Of course, PC Davies is far from incompetent. Whatever task he’s given, he takes on with relish and shows competence and intelligence. He’s easy to underrate and gains people’s confidence. He’s kind of like Columbo (most of his episodes are about the length of a 1970s columbo episode) except instead of being assigned every celebrity murder case, he goes out and investigates the report that a jeweler has shot a duck.

This first series collects four episodes including the feature-length TV movie, along with the episodes “Moonlight,” “Tricia,” and “Lofty.”

The TV movie is a great story as he takes on a cold case murder investigation without telling his superior based on a clue he came up with in a far less desirable case. It’s a well worked out procedural that does a great job showcasing the character and his overall decency. It’s probably the most traditional mystery of the four, and also the most engaging.

“Moonlight” is an odder story as Davies investigates the disappearance of an elderly man with a shady past, and an often tempestuous relationship with his wife. The story has some character moments and solid guest performances, but gets tedious in a few spots with the same themes harped on repeatedly. That and a less than a satisfying conclusion make this my least favorite episode of the season.

“Tricia” has Davies experience the downside of being a personable and caring person. He ends up taking on a case of a woman who claims to have been assaulted and robbed. The story shows Davies being shrewd and cautious as he figures out Tricia is falling for him and begins to discover what a bad thing that can be.

“Lofty” is the second strongest episode of the story. The episode begins by showing Davies’ friendship with an eccentric old man named, “Lofty.” When Lofty dies under mysterious circumstances, the police don’t care much, but with a word from her social worker, Davies presses. Believing the case to be a waste of time, his boss gives it to him. What follows is a solid investigation leading to a great mystery involving World War II and a ring. There are some red herrings thrown in, but I found this to be a very engaging story.

Overall, this was a strong series.  The mysteries are not concerned with big sensational “ripped from the headlines” crimes but rather with jobs that many policemen might look down upon. What makes Davies so admirable as a character is that any serious job, he takes on with serious dedication and determination. Finding how Lofty died or investigating Tricia’s robbery will not earn him plaudits from “the man upstairs,” however the way he approaches his work ultimately gives importance to it that supersedes the dismissive attitude of his superiors and gives the cases weight and dignity.
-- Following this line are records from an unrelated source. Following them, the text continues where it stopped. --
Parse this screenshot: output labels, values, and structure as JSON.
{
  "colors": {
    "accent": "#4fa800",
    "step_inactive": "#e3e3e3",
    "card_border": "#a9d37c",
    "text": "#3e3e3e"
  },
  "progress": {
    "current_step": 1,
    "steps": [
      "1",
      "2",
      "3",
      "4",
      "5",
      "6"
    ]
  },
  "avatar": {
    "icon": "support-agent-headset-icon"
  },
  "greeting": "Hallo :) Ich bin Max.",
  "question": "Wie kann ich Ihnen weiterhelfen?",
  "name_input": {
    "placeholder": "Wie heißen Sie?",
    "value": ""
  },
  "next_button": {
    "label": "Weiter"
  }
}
While the series has comedic elements, the comedy isn’t played broadly. Indeed, he’s a character you feel sympathy for because he’s a genuinely nice and decent person who it feels like life itself has turned against him with an estranged wife who (though not divorced) tells him about her boyfriends, and mocks and belittles him to his face,  younger colleagues who act like they’re in high school, and a series of unfortunate incidents that happen to him like he’s being followed by a rain cloud.

There are also two very important relationships. His friend Mod (Sean Hughes) provides a non-policeman sounding board for Davies in his investigation and the two have some wonderfully fun interactions and it’s with Mod that most of the real comedy occurs. And then there’s Detective Inspector Aspinall, who  has a complex relationship with him. While Aspinall rides him and saddles him with essentially meaningless cases, he also has some moments that are more respectful and rebukes the younger detectives who seem bent on finding new ways to make Davies’ life unpleasant.

Overall, this first series is a great start, showcases the fine acting talents of Peter Davison, and tells some great human mysteries.

Rating: 4.0 out of 5.0

If you enjoyed this post, you can have new posts about Detective stories and the golden age of radio and television delivered automatically to your Kindle.

This post contains affiliate links, which means that items purchased from these links may result in a commission being paid to the author of this post at no extra cost to the purchase